*** Block opens ***
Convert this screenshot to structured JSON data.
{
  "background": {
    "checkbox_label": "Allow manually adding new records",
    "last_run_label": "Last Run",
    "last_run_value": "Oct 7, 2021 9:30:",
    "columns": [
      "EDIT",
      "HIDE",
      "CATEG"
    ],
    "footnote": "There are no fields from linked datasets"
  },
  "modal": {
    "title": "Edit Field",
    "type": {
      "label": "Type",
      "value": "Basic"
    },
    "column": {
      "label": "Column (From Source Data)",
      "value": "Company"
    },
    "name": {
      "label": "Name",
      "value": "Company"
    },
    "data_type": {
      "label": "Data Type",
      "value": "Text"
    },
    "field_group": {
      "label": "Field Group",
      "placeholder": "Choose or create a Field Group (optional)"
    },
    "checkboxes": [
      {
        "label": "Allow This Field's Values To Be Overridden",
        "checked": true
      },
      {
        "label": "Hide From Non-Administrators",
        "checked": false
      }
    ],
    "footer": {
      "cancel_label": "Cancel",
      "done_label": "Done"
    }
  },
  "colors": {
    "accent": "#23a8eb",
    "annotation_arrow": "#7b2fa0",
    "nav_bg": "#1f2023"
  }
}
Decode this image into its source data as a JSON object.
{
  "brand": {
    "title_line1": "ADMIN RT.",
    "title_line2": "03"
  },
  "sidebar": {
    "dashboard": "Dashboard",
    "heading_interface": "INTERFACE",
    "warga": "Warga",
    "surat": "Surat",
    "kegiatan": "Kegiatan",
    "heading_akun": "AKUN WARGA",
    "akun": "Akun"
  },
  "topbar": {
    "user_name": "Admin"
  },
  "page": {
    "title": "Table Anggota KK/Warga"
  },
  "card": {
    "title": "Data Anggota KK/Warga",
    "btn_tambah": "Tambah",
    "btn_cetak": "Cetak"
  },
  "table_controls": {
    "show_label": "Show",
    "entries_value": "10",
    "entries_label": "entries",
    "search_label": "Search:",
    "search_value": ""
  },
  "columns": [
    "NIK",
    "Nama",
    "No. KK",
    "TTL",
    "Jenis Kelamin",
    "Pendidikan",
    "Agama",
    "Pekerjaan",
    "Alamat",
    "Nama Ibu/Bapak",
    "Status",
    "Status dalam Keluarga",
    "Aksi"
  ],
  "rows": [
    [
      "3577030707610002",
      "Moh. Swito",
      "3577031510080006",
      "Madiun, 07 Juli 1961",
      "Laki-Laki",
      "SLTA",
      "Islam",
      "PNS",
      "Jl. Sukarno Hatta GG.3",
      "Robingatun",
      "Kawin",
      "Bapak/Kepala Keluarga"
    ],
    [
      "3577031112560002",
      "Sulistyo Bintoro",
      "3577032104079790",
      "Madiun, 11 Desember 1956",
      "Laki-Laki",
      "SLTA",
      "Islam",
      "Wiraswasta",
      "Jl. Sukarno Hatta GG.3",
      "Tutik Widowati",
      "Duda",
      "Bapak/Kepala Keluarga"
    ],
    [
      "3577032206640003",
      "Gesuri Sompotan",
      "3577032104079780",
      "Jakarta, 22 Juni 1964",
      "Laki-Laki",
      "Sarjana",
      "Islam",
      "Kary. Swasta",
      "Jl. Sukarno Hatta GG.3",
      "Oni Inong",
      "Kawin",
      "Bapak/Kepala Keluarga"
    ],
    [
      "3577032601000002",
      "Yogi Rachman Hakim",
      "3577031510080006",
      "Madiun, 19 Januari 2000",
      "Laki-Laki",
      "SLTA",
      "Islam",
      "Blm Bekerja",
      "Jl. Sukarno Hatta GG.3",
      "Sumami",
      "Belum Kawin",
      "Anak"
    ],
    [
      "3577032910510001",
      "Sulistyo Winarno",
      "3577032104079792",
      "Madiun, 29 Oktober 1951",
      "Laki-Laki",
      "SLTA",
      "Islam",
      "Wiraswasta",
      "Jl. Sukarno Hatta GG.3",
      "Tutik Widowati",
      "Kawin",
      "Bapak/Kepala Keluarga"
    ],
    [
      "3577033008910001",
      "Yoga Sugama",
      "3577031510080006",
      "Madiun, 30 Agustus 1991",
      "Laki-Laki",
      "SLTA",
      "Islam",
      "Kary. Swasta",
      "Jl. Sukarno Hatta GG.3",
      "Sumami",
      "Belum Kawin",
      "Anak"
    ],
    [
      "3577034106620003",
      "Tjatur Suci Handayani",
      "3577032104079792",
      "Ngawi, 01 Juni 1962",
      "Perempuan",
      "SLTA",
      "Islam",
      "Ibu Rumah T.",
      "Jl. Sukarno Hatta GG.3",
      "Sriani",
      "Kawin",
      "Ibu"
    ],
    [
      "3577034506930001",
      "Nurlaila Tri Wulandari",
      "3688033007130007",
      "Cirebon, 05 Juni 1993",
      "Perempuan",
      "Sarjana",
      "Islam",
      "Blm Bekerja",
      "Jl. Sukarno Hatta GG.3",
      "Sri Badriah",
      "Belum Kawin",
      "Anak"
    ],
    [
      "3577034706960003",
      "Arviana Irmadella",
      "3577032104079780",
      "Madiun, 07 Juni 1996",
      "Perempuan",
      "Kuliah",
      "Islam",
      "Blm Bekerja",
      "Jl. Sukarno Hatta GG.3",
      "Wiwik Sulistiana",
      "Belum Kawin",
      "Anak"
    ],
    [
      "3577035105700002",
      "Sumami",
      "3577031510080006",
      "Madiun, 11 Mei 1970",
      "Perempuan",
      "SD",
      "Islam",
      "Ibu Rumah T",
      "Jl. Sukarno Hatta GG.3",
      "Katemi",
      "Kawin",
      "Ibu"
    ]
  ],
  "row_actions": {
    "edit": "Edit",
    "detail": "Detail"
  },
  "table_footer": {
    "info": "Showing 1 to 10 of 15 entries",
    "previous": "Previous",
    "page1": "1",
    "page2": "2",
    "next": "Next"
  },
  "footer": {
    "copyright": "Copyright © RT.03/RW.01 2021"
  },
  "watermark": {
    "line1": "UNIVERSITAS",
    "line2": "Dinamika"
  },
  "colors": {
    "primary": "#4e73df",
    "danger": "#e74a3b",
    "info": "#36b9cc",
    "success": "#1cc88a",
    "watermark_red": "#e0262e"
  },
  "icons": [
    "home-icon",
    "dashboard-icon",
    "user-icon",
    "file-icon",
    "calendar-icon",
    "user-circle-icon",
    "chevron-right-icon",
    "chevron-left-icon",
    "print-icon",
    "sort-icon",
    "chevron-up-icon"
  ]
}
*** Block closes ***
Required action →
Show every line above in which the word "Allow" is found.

Solution for this exercise →
    "checkbox_label": "Allow manually adding new records",
        "label": "Allow This Field's Values To Be Overridden",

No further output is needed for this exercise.